**The task**. Would you please copy each line of the data in which the string "ROUND" occurs?

(Recorded data)
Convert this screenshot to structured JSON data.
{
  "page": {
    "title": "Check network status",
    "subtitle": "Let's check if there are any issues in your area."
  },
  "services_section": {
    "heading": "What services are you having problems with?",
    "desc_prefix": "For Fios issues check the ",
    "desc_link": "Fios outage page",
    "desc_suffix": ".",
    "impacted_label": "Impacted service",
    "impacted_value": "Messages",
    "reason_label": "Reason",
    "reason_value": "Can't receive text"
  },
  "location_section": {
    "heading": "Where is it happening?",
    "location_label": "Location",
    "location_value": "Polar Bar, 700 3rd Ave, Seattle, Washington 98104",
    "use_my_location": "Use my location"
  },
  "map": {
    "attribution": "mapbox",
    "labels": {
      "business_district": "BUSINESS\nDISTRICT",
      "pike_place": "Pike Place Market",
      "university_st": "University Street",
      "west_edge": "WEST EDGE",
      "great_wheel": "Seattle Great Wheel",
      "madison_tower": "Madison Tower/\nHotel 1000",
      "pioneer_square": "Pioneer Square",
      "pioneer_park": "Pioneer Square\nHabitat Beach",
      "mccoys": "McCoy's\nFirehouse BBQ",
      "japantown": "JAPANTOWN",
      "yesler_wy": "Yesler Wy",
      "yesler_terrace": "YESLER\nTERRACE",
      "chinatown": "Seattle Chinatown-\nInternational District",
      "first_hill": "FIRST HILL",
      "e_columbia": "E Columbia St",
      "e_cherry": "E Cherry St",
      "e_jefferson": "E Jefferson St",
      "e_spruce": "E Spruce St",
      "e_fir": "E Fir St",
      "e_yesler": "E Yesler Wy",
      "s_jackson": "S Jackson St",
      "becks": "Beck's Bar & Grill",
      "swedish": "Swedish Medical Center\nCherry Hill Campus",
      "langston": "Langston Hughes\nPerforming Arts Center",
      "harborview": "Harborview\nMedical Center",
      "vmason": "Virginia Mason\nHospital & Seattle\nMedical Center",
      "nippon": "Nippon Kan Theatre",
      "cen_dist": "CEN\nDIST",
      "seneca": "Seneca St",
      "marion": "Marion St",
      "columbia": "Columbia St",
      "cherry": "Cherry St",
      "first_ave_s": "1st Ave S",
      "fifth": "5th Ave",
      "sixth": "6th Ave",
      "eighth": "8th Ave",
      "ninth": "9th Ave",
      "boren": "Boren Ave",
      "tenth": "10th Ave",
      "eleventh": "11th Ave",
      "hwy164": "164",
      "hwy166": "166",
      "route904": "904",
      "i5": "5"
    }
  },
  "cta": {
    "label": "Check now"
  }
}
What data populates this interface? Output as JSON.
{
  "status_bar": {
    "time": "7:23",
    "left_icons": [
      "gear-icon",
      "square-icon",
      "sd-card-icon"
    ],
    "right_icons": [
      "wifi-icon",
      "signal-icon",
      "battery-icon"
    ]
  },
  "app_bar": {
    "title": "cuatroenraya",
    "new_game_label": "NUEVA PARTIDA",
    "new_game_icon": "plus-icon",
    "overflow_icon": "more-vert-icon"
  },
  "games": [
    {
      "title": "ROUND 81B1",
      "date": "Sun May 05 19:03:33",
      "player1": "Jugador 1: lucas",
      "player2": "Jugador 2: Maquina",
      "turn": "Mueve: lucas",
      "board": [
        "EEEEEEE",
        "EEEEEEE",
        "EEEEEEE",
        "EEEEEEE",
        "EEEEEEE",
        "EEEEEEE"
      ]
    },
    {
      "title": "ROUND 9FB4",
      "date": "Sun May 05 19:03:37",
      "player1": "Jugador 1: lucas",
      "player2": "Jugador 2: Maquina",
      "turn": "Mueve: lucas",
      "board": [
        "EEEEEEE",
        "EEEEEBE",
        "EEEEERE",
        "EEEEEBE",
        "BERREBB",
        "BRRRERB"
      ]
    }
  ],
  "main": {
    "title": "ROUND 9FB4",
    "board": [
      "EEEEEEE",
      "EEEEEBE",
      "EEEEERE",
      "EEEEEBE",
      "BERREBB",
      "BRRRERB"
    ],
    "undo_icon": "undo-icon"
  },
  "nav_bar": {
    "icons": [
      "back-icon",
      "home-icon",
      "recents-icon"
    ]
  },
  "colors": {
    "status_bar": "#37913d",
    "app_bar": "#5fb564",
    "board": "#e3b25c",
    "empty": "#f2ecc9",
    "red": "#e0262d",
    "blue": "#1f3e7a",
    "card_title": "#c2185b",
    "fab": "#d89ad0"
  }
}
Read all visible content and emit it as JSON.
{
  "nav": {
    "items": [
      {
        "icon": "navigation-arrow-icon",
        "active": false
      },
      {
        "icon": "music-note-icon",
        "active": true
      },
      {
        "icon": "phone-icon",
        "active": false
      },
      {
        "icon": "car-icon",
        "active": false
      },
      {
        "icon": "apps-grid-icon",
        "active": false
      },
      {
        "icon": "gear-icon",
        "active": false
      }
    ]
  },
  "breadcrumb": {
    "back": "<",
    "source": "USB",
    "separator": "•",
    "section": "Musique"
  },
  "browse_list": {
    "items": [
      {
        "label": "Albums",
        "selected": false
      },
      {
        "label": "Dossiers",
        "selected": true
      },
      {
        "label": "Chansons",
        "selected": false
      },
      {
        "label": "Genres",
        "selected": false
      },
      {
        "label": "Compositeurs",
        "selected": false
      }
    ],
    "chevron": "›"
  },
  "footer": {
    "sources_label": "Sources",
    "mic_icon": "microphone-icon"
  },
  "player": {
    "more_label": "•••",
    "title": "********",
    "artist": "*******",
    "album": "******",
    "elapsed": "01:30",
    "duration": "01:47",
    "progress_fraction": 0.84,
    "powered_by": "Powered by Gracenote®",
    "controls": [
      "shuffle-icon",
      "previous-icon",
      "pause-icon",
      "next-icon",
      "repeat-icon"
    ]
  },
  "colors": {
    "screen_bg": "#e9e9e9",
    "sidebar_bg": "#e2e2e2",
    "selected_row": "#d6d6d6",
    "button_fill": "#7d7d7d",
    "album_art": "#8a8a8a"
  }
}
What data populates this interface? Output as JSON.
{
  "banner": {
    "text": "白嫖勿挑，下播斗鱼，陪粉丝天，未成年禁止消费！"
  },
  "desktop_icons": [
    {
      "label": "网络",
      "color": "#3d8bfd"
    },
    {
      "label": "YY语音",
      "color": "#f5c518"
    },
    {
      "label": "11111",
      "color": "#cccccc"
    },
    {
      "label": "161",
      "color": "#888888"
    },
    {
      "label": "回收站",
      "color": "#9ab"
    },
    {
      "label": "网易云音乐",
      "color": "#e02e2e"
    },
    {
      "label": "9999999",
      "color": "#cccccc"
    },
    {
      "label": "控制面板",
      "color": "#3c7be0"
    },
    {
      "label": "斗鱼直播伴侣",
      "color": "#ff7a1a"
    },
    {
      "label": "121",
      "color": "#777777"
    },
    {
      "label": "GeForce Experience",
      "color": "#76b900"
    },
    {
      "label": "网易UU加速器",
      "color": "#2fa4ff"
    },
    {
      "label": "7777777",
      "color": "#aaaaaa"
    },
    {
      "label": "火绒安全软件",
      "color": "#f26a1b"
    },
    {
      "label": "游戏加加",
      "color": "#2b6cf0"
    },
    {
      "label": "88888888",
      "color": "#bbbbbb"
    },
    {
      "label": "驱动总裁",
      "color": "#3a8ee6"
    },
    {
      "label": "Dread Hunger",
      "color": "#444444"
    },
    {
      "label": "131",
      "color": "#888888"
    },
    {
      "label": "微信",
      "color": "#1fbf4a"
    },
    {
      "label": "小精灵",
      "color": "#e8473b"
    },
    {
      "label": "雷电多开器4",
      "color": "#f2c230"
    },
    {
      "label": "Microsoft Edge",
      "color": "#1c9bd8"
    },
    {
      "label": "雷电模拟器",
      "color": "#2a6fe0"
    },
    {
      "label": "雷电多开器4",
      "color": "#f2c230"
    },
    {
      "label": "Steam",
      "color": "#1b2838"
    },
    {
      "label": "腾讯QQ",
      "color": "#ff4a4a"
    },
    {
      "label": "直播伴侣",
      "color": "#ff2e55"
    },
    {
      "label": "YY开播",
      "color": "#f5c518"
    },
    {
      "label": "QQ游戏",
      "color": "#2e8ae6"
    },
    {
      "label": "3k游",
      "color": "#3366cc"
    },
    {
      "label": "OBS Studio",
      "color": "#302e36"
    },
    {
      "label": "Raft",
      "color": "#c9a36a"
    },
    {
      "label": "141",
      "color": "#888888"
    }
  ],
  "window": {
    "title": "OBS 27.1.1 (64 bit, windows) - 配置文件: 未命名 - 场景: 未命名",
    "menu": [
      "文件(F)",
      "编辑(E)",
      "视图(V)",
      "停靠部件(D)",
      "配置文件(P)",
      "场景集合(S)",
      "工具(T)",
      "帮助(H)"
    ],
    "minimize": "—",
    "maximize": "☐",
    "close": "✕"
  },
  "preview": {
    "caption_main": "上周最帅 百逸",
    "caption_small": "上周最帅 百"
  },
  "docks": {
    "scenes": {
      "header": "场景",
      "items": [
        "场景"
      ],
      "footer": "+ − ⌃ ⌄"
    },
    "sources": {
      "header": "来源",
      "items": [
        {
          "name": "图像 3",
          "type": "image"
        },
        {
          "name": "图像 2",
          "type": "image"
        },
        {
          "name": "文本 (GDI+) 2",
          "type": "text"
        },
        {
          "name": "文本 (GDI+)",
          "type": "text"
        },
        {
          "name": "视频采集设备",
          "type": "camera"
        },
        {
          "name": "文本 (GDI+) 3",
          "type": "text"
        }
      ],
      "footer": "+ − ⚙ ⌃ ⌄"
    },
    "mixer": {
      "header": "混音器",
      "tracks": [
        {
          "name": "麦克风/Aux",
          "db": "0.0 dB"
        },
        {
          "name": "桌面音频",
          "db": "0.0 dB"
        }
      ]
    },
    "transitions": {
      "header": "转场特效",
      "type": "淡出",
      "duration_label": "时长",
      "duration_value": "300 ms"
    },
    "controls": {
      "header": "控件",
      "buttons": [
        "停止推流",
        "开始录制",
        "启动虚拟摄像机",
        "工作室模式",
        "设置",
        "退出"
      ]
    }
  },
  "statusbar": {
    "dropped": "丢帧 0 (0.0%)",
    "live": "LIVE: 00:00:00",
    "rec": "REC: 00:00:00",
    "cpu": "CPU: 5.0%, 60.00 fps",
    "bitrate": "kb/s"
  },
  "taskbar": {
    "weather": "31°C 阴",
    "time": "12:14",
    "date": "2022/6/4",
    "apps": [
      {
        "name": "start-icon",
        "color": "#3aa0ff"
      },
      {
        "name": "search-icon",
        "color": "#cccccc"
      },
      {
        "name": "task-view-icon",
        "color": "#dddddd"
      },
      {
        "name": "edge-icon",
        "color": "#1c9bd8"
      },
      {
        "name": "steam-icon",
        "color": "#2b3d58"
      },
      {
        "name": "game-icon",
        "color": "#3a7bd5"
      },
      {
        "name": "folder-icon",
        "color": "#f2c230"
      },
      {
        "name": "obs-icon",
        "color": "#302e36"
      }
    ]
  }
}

**Result of the exercise**.
      "title": "ROUND 81B1",
      "title": "ROUND 9FB4",
    "title": "ROUND 9FB4",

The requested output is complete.